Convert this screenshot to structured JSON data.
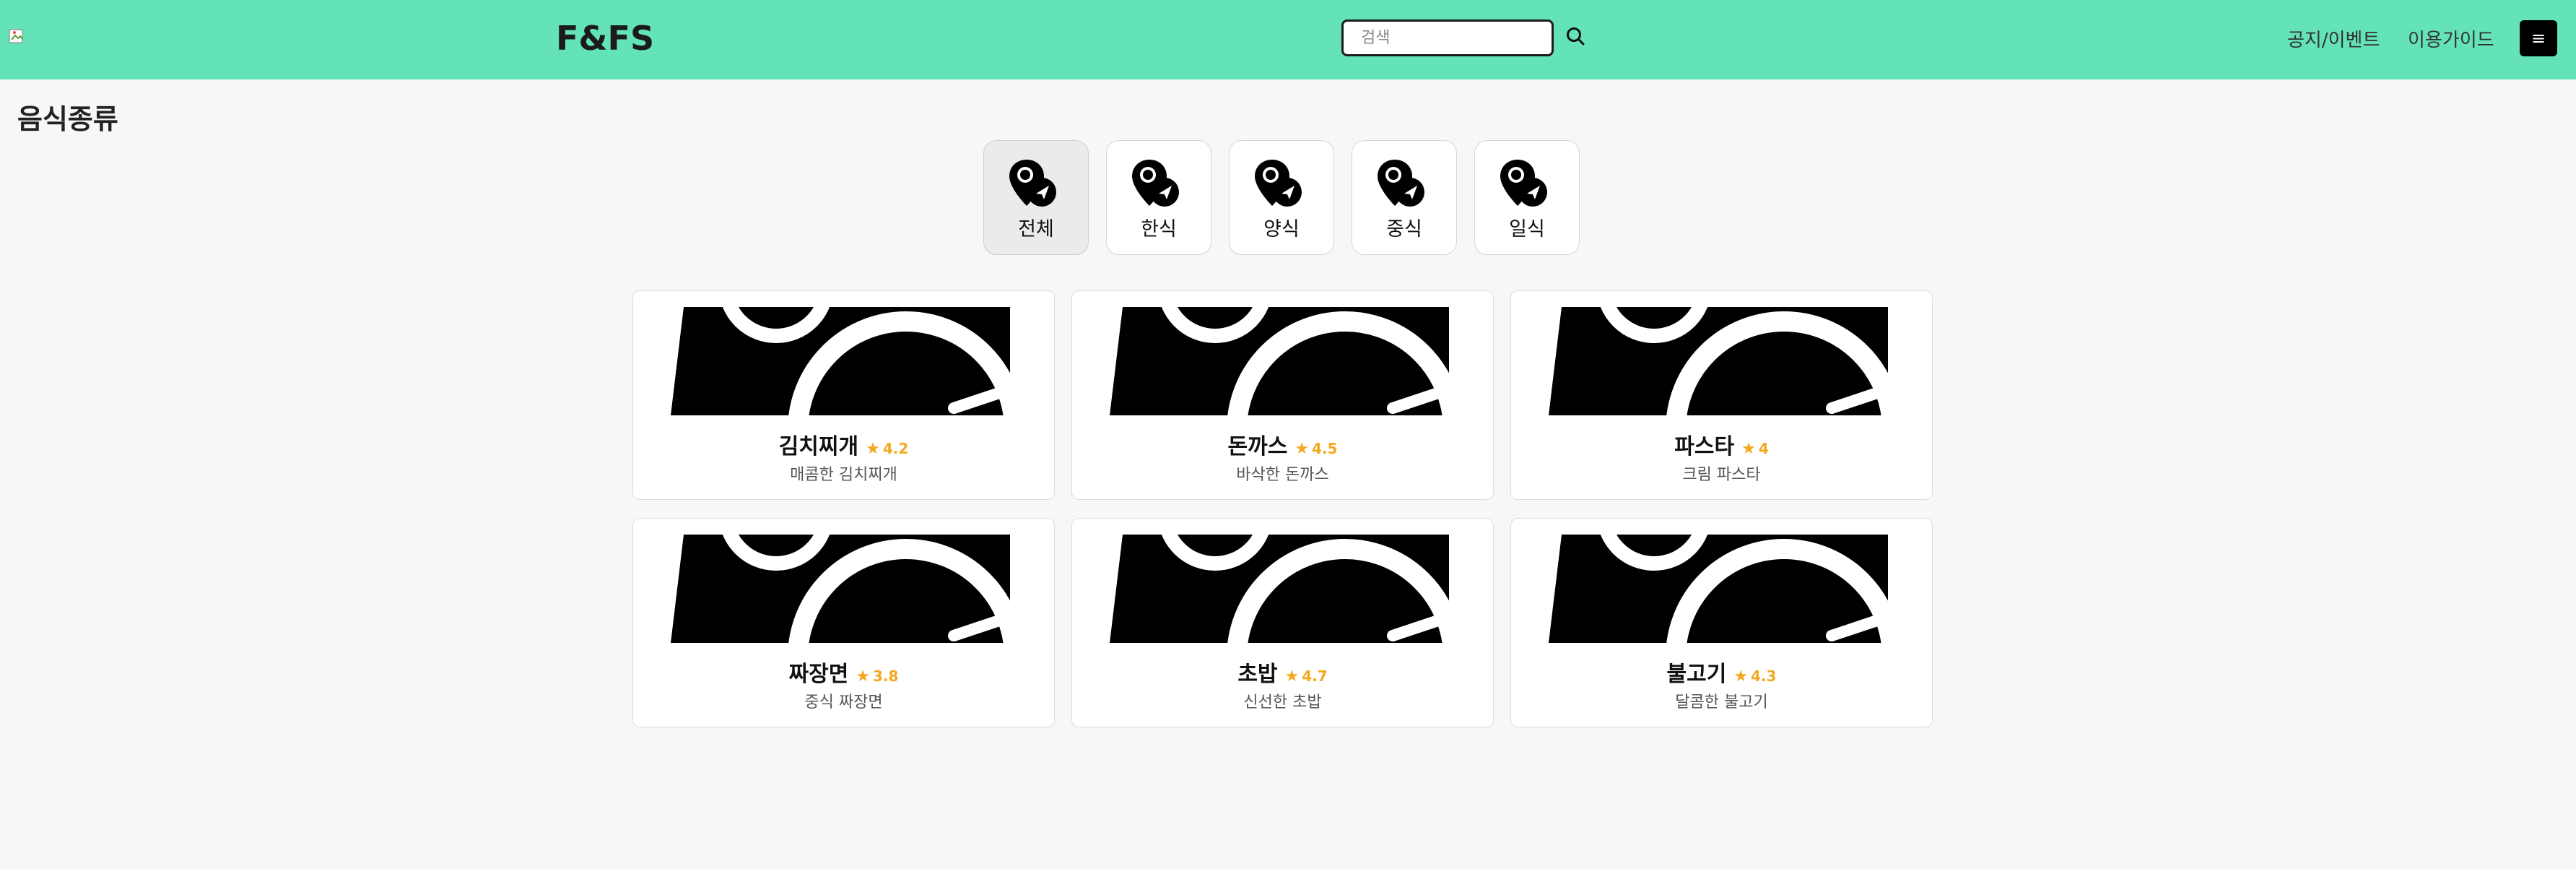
{
  "header": {
    "brand": "F&FS",
    "search_placeholder": "검색",
    "nav": [
      "공지/이벤트",
      "이용가이드"
    ],
    "menu_icon": "≡",
    "background_color": "#63e3b7"
  },
  "section": {
    "title": "음식종류"
  },
  "categories": [
    {
      "label": "전체",
      "active": true,
      "icon": "location-pin-icon"
    },
    {
      "label": "한식",
      "active": false,
      "icon": "location-pin-icon"
    },
    {
      "label": "양식",
      "active": false,
      "icon": "location-pin-icon"
    },
    {
      "label": "중식",
      "active": false,
      "icon": "location-pin-icon"
    },
    {
      "label": "일식",
      "active": false,
      "icon": "location-pin-icon"
    }
  ],
  "foods": [
    {
      "name": "김치찌개",
      "rating": "4.2",
      "desc": "매콤한 김치찌개",
      "star": "★"
    },
    {
      "name": "돈까스",
      "rating": "4.5",
      "desc": "바삭한 돈까스",
      "star": "★"
    },
    {
      "name": "파스타",
      "rating": "4",
      "desc": "크림 파스타",
      "star": "★"
    },
    {
      "name": "짜장면",
      "rating": "3.8",
      "desc": "중식 짜장면",
      "star": "★"
    },
    {
      "name": "초밥",
      "rating": "4.7",
      "desc": "신선한 초밥",
      "star": "★"
    },
    {
      "name": "불고기",
      "rating": "4.3",
      "desc": "달콤한 불고기",
      "star": "★"
    }
  ],
  "colors": {
    "accent": "#63e3b7",
    "star": "#f3a81e"
  }
}
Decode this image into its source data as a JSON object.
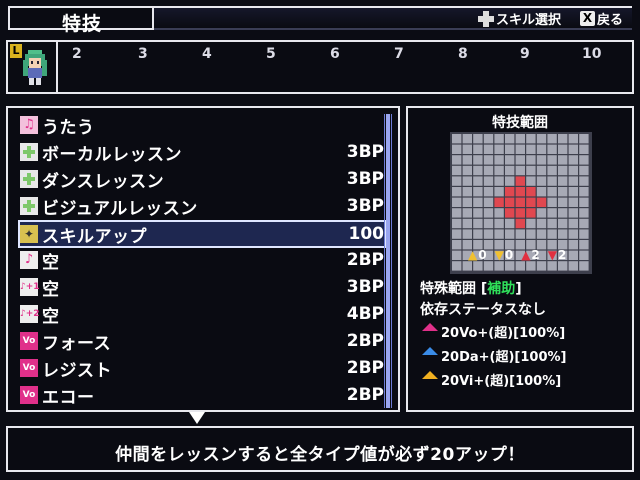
{
  "header": {
    "title": "特技",
    "hint_select": "スキル選択",
    "hint_back": "戻る",
    "hint_back_key": "X"
  },
  "party": {
    "level_badge": "L",
    "slot_numbers": [
      "2",
      "3",
      "4",
      "5",
      "6",
      "7",
      "8",
      "9",
      "10"
    ]
  },
  "skills": [
    {
      "name": "うたう",
      "cost": "",
      "icon": "music-pink",
      "icon_color": "#e0308a"
    },
    {
      "name": "ボーカルレッスン",
      "cost": "3BP",
      "icon": "plus-green",
      "icon_color": "#7ec86a"
    },
    {
      "name": "ダンスレッスン",
      "cost": "3BP",
      "icon": "plus-green",
      "icon_color": "#7ec86a"
    },
    {
      "name": "ビジュアルレッスン",
      "cost": "3BP",
      "icon": "plus-green",
      "icon_color": "#7ec86a"
    },
    {
      "name": "スキルアップ",
      "cost": "100",
      "icon": "sparkle-yellow",
      "icon_color": "#d8c050",
      "selected": true
    },
    {
      "name": "空",
      "cost": "2BP",
      "icon": "note-pink",
      "icon_color": "#e0308a"
    },
    {
      "name": "空",
      "cost": "3BP",
      "icon": "note-plus-1",
      "icon_color": "#e0308a"
    },
    {
      "name": "空",
      "cost": "4BP",
      "icon": "note-plus-2",
      "icon_color": "#e0308a"
    },
    {
      "name": "フォース",
      "cost": "2BP",
      "icon": "vo-badge",
      "icon_color": "#e0308a"
    },
    {
      "name": "レジスト",
      "cost": "2BP",
      "icon": "vo-badge",
      "icon_color": "#e0308a"
    },
    {
      "name": "エコー",
      "cost": "2BP",
      "icon": "vo-badge",
      "icon_color": "#e0308a"
    }
  ],
  "range": {
    "title": "特技範囲",
    "grid_size": 13,
    "highlight_cells": [
      [
        6,
        4
      ],
      [
        5,
        5
      ],
      [
        6,
        5
      ],
      [
        7,
        5
      ],
      [
        4,
        6
      ],
      [
        5,
        6
      ],
      [
        6,
        6
      ],
      [
        7,
        6
      ],
      [
        8,
        6
      ],
      [
        5,
        7
      ],
      [
        6,
        7
      ],
      [
        7,
        7
      ],
      [
        6,
        8
      ]
    ],
    "stat_arrows": [
      {
        "dir": "up",
        "value": "0",
        "color": "#f0c030"
      },
      {
        "dir": "down",
        "value": "0",
        "color": "#f0c030"
      },
      {
        "dir": "up",
        "value": "2",
        "color": "#e03040"
      },
      {
        "dir": "down",
        "value": "2",
        "color": "#e03040"
      }
    ],
    "special_label": "特殊範囲 [",
    "special_value": "補助",
    "special_close": "]",
    "dependency": "依存ステータスなし",
    "effects": [
      {
        "text": "20Vo+(超)[100%]",
        "color": "#e0308a"
      },
      {
        "text": "20Da+(超)[100%]",
        "color": "#3a8ce8"
      },
      {
        "text": "20Vi+(超)[100%]",
        "color": "#f0b020"
      }
    ]
  },
  "description": "仲間をレッスンすると全タイプ値が必ず20アップ！"
}
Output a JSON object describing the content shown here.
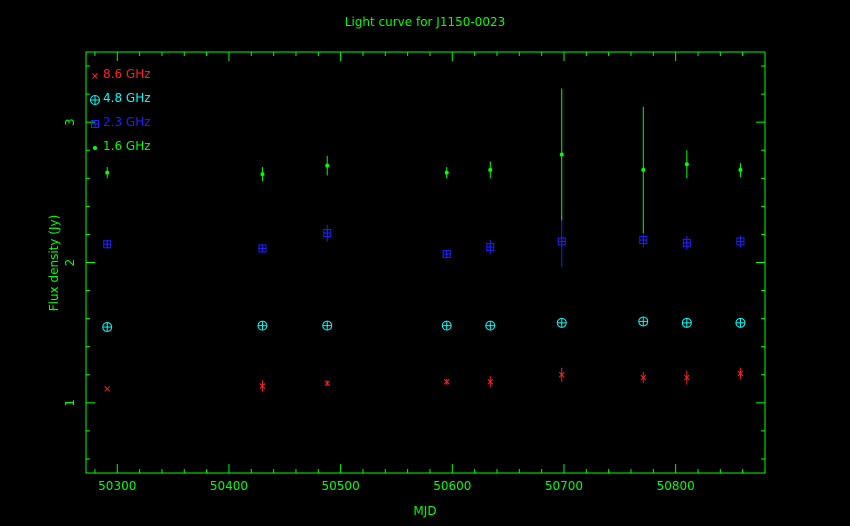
{
  "chart_data": {
    "type": "scatter",
    "title": "Light curve for J1150-0023",
    "xlabel": "MJD",
    "ylabel": "Flux density (Jy)",
    "xlim": [
      50272,
      50880
    ],
    "ylim": [
      0.5,
      3.5
    ],
    "x_ticks": [
      50300,
      50400,
      50500,
      50600,
      50700,
      50800
    ],
    "y_ticks": [
      1,
      2,
      3
    ],
    "legend_position": "top-left",
    "colors": {
      "background": "#000000",
      "axes": "#00ff00",
      "text": "#00ff00"
    },
    "series": [
      {
        "name": "8.6 GHz",
        "marker": "x",
        "color": "#ff2020",
        "points": [
          {
            "x": 50291,
            "y": 1.1,
            "err": 0.0
          },
          {
            "x": 50430,
            "y": 1.12,
            "err": 0.04
          },
          {
            "x": 50488,
            "y": 1.14,
            "err": 0.02
          },
          {
            "x": 50595,
            "y": 1.15,
            "err": 0.02
          },
          {
            "x": 50634,
            "y": 1.15,
            "err": 0.04
          },
          {
            "x": 50698,
            "y": 1.2,
            "err": 0.05
          },
          {
            "x": 50771,
            "y": 1.18,
            "err": 0.04
          },
          {
            "x": 50810,
            "y": 1.18,
            "err": 0.05
          },
          {
            "x": 50858,
            "y": 1.21,
            "err": 0.04
          }
        ]
      },
      {
        "name": "4.8 GHz",
        "marker": "circle-plus",
        "color": "#00ffff",
        "points": [
          {
            "x": 50291,
            "y": 1.54,
            "err": 0.0
          },
          {
            "x": 50430,
            "y": 1.55,
            "err": 0.0
          },
          {
            "x": 50488,
            "y": 1.55,
            "err": 0.0
          },
          {
            "x": 50595,
            "y": 1.55,
            "err": 0.0
          },
          {
            "x": 50634,
            "y": 1.55,
            "err": 0.0
          },
          {
            "x": 50698,
            "y": 1.57,
            "err": 0.0
          },
          {
            "x": 50771,
            "y": 1.58,
            "err": 0.0
          },
          {
            "x": 50810,
            "y": 1.57,
            "err": 0.0
          },
          {
            "x": 50858,
            "y": 1.57,
            "err": 0.0
          }
        ]
      },
      {
        "name": "2.3 GHz",
        "marker": "square-plus",
        "color": "#2020ff",
        "points": [
          {
            "x": 50291,
            "y": 2.13,
            "err": 0.03
          },
          {
            "x": 50430,
            "y": 2.1,
            "err": 0.03
          },
          {
            "x": 50488,
            "y": 2.21,
            "err": 0.06
          },
          {
            "x": 50595,
            "y": 2.06,
            "err": 0.03
          },
          {
            "x": 50634,
            "y": 2.11,
            "err": 0.05
          },
          {
            "x": 50698,
            "y": 2.15,
            "err": 0.18
          },
          {
            "x": 50771,
            "y": 2.16,
            "err": 0.05
          },
          {
            "x": 50810,
            "y": 2.14,
            "err": 0.05
          },
          {
            "x": 50858,
            "y": 2.15,
            "err": 0.04
          }
        ]
      },
      {
        "name": "1.6 GHz",
        "marker": "dot",
        "color": "#00ff00",
        "points": [
          {
            "x": 50291,
            "y": 2.64,
            "err": 0.04
          },
          {
            "x": 50430,
            "y": 2.63,
            "err": 0.05
          },
          {
            "x": 50488,
            "y": 2.69,
            "err": 0.07
          },
          {
            "x": 50595,
            "y": 2.64,
            "err": 0.04
          },
          {
            "x": 50634,
            "y": 2.66,
            "err": 0.06
          },
          {
            "x": 50698,
            "y": 2.77,
            "err": 0.47
          },
          {
            "x": 50771,
            "y": 2.66,
            "err": 0.45
          },
          {
            "x": 50810,
            "y": 2.7,
            "err": 0.1
          },
          {
            "x": 50858,
            "y": 2.66,
            "err": 0.05
          }
        ]
      }
    ]
  }
}
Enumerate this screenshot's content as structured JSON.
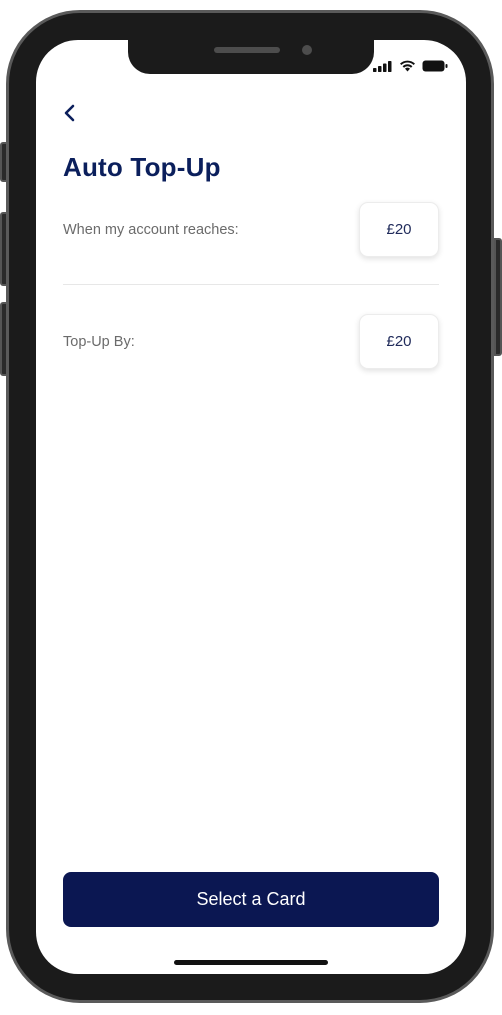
{
  "header": {
    "title": "Auto Top-Up",
    "back_icon": "chevron-left-icon"
  },
  "status_bar": {
    "icons": [
      "signal-icon",
      "wifi-icon",
      "battery-icon"
    ]
  },
  "rows": [
    {
      "label": "When my account reaches:",
      "value": "£20"
    },
    {
      "label": "Top-Up By:",
      "value": "£20"
    }
  ],
  "footer": {
    "primary_button": "Select a Card"
  },
  "colors": {
    "title": "#0b1f5c",
    "primary_button_bg": "#0b1752",
    "label": "#6b6b6b",
    "frame": "#1b1b1b"
  }
}
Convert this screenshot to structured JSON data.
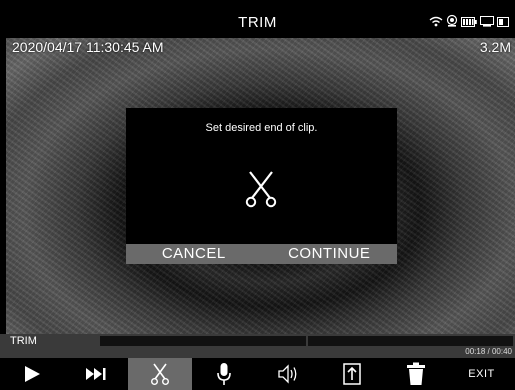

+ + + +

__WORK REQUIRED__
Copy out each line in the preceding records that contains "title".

__SOLUTION TO THIS PROBLEM__
    "title": "음식종류"
    "title": "特技",
    "title": "特技範囲",
    "title": "Light curve for J1150-0023",
    "title": "Auto Top-Up",
    "title": "#0b1f5c",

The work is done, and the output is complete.